You may be familiar with Bumble as the dating app that allows women to make the first move when it comes to chatting up romantic prospects, but you likely aren’t aware they’re also making the first move in statehouses across the country in an ongoing fight to outlaw unsolicited dick pics.
When the dating and social networking app conducted a national survey in 2018, they found that 1 in 3 women have received an unsolicited nude image in their lifetime. These women received these images via AirDrop or a messaging app and a whopping 96 percent confirmed they were received without their consent. If you’re like me, your knee-jerk response to that was something akin to, “duh.” Most women I know have received an unsolicited dick pic or several. Which is why it’s heartening to hear that since that survey, Bumble executives like CEO Whitney Wolfe Herd (a co-founder of rival app, Tinder) and new Policy Director Nkechi “Payton” Iheme have quietly been leading the effort to criminalize sending nudes without consent.
Shortly after Bumble’s findings were published, the billion dollar platform — which has historically been lauded as one of the only existing “feminist” dating apps — first responded by rolling out a protective feature called, Private Detector. Utilizing A.I. technology to automatically blur images determined to be lewd, Private Detector effectively empowered recipients with the option to see them or simply leave them unopened.
“The scourge of the unsolicited nude photo is over — on Bumble, at least,” trumpeted the feature’s accompanying press release in 2019. And yet, it wasn’t enough of a solve for executive leadership amid an increasingly prevalent problem.
That same year, Herd and many of her cohorts went on to find that while indecent exposure was a crime in every state, there was an overall lack of legislation being introduced that would protect against it online.
That discovery prompted the group to begin meeting with legislators on both sides of the aisle in the app’s home turf of Texas to address the issue from the top. By March 2019, Herd would band together with Rep. Morgan Meyer (R-Dallas) to introduce House Bill 2789, which made it so that sending a lewd photo without the recipient’s consent would be a Class C misdemeanor and punishable by a fine of $500 or less. Though court challenges were expected, the bill was signed into law just two months later by Texas Governor Greg Abbott.
“Many people, especially women, get unwanted sexually explicit pictures, either by text or social media, it’s disgusting,” said Gov. Abbott, stating the obvious as he passed the legislation as a then-pregnant Herd proudly looked on.

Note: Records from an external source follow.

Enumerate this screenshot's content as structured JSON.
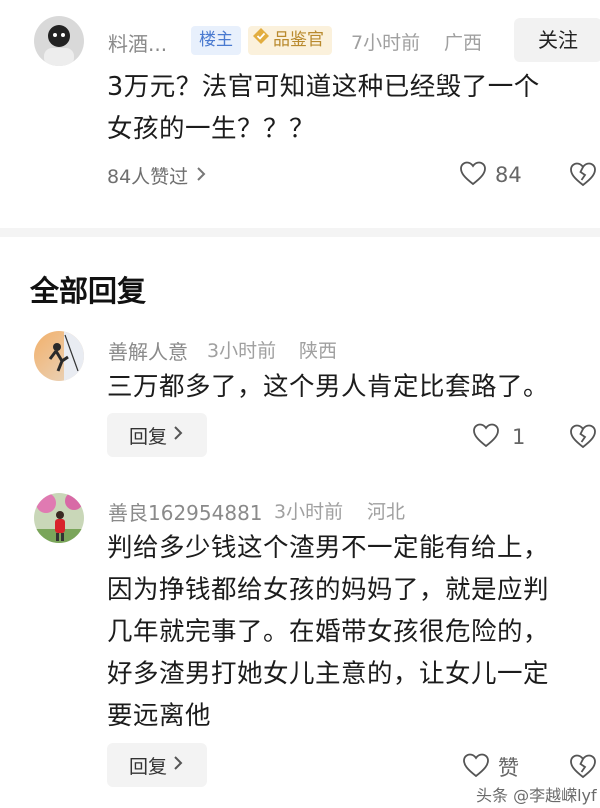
{
  "top_comment": {
    "username": "料酒...",
    "badge_owner": "楼主",
    "badge_judge": "品鉴官",
    "time": "7小时前",
    "location": "广西",
    "follow_label": "关注",
    "text_line1": "3万元？法官可知道这种已经毁了一个",
    "text_line2": "女孩的一生？？？",
    "likes_link": "84人赞过",
    "like_count": "84"
  },
  "replies_section": {
    "title": "全部回复"
  },
  "replies": [
    {
      "username": "善解人意",
      "time": "3小时前",
      "location": "陕西",
      "text_lines": [
        "三万都多了，这个男人肯定比套路了。"
      ],
      "reply_label": "回复",
      "like_count": "1"
    },
    {
      "username": "善良162954881",
      "time": "3小时前",
      "location": "河北",
      "text_lines": [
        "判给多少钱这个渣男不一定能有给上，",
        "因为挣钱都给女孩的妈妈了，就是应判",
        "几年就完事了。在婚带女孩很危险的，",
        "好多渣男打她女儿主意的，让女儿一定",
        "要远离他"
      ],
      "reply_label": "回复",
      "like_label": "赞"
    }
  ],
  "watermark": "头条 @李越嵘lyf",
  "icons": {
    "like": "heart-outline-icon",
    "dislike": "broken-heart-icon",
    "chevron": "chevron-right-icon",
    "judge_badge": "check-diamond-icon"
  },
  "colors": {
    "owner_badge_text": "#4a7ad0",
    "judge_badge_text": "#b98a2e",
    "meta_text": "#a0a0a0"
  }
}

It was the first time the company lobbied for legislation at the state level, but it was only the beginning of what’s sure to be a lengthy national battle. According to an op-ed recently penned by Iheme, several states—including Michigan, Wisconsin, and Virginia—have either advanced or successfully passed legislation that would follow Texas’ suit. The FLASH (Forbid Lewd Activity and Sexual Harassment) Act recently passed California’s State Senate with bipartisan support. Should it pass when it goes to Assembly vote, it would take the Texas legislation one step further and make sending lewd photos punishable by $500 for the first offense, and $1,000 any time thereafter. New York State Sen. Alexandra Biaggi has also seen her legislation — Senate Bill S4843, which would establish the unsolicited disclosure of an intimate image as a crime — move forward in both senate and assembly votes. Bumble is also reportedly urging Florida legislators to introduce similar legislation.
And the app’s impact has even transcended the United States. Last month, “cyberflashing” was made illegal in England and Wales, but unlike U.S. legislation, perpetrators face up to two years in prison. That announcement came a mere four months after Bumble announced its #DigitalFlashingIsFlashing campaign, which called on U.K. lawmakers to make take action on sending illicit photos without consent. While advocates in the U.K. have aptly pointed out such legislation isn’t exactly bulletproof, it’s admirable a mere dating app has managed to spark the movement to criminalize dick pics — if not also a little absurd that legislators didn’t find a way do it first, of course.
Swipe on, Bumble!